The Demon Seated, oil on canvas, 1890
A mysterious handmaid who looks like she stepped out of a dream. Aron Wiesenfeld’s artwork sets a perfect eerie mood. His paintings have been used for covers on dozens of books of poetry, including The Other Sky, a collaborative book project with poet Bruce Bond. In 2014, a large monograph of his work titled “The Well,” was published by IDW Press. He was recently named one of the top 100 figurative painters by Buzzfeed. He currently lives in San Diego, California.
The Handmaid, oil on canvas
I couldn’t resist including a piece from one of my favorite living masters and fellow Floridian, Steven Kenny. His paintings most often focus on the human figure, paired with elements found in nature. These surreal, symbolic juxtapositions are intended to work on at least two levels. At the very least, he desires to create images of beauty and mystery that allow the viewer to find their own personal significance in them.

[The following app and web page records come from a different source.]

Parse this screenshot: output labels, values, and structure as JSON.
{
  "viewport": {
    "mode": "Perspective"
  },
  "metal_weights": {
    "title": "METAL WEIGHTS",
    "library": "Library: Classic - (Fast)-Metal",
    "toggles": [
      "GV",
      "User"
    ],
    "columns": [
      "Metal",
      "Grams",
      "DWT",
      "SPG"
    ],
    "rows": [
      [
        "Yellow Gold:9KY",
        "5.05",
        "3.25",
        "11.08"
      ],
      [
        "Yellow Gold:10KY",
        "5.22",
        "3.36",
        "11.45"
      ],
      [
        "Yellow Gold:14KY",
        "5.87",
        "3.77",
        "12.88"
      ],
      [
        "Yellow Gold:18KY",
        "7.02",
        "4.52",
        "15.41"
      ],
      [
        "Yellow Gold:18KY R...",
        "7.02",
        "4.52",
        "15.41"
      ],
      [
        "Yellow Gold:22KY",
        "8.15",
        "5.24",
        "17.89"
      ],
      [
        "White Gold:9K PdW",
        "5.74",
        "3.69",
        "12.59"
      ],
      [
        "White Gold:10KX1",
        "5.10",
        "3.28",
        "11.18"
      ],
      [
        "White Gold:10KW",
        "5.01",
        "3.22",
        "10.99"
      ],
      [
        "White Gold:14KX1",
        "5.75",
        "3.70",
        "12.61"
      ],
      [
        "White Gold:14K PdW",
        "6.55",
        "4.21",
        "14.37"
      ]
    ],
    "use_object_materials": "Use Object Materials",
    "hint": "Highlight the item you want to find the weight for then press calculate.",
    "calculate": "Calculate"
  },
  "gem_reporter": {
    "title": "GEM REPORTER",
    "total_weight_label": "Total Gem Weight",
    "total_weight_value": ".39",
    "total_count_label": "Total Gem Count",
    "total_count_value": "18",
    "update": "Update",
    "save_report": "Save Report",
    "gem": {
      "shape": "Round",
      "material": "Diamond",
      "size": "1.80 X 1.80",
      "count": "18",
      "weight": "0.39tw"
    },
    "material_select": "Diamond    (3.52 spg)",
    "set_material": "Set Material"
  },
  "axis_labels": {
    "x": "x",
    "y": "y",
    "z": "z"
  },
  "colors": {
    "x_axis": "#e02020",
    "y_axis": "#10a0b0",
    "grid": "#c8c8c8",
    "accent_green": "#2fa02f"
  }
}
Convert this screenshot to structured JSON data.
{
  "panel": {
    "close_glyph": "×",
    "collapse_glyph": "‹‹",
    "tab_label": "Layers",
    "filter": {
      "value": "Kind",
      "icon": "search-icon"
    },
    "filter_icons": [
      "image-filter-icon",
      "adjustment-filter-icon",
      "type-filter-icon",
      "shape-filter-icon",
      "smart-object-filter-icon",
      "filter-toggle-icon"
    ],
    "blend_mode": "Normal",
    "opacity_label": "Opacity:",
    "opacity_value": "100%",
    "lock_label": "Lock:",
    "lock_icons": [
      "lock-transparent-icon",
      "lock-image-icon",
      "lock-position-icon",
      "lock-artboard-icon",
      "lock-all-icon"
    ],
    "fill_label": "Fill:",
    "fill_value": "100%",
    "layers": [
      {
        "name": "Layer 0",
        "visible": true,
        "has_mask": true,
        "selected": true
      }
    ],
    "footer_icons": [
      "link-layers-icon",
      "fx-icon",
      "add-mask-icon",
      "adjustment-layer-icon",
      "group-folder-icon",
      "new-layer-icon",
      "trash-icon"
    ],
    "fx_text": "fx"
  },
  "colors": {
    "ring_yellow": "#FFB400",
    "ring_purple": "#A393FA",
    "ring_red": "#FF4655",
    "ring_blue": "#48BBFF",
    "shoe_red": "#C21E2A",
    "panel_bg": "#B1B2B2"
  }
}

The Esoteric is a powerful piece. In the olden days, achieving esoteric knowledge meant getting initiated into the mystical arts, learning secrets unknown to regular folks.
The Esoteric, oil on panel, 2013
Here’s another piece that grabbed me. Meet the Witch of the White Wood, by Vancouver digital painter, game developer and animator, Eran Fowler. His work is highly skilled and accurate, and brings imaginary creatures to life.
Witch of the White Wood
No mystical or supernatural collection would be complete without The Scream, (Norwegian: Skrik). This four-version composition was collectively and appropriately titled. They were created as both paintings and pastels, by Norwegian Expressionist artist, Edvard Munch, between 1893 and 1910. The German title Munch gave his works is Der Schrei der Natur (The Scream of Nature). The works show a figure with an agonizing expression against a landscape, with a tumultuous orange sky. Arthur Lubow has described The Scream as “…an icon of modern art; a Mona Lisa for our time.”
The 1895 pastel-on-board version sold at Sotheby’s for a record US $120 million at auction, on May 2, 2012.
The Scream, oil, tempera, pastel on cardboard, 1893
This series of acrylic seasonal paintings, by American artist, Mike Doyle, makes me think about those evenings when kids gather and share scary stories. Yet there’s a certain softness and a tint of good magic in them: something you see in book illustrations.
Mike started painting in his teens, taking school-offered classes when he could. By his late twenties, he started a family and a career, and put his art interests aside. Now, decades later, in retirement, he began painting again — January of this year. “I am fascinated and consumed with the phenomenon of creating works that examine the concert of colors, shapes and perspectives. From a blank canvas, a painting develops telling a story that creates emotions.”
Twisted Destination, acrylic on canvas, 2017
Spook House, acrylic on canvas, 2017
Moonlight of the Mahamudra, acrylic on canvas, 2017
[wartburg.edu, www.sothebys.com, https://fascinationwithfear.blogspot.com, www.prevention.com, wiki, www.aronwiesenfeld.com, www.stevenkenny.com, http://eranfolio.com, www.ibiblio.org/wm/paint/auth/munch ]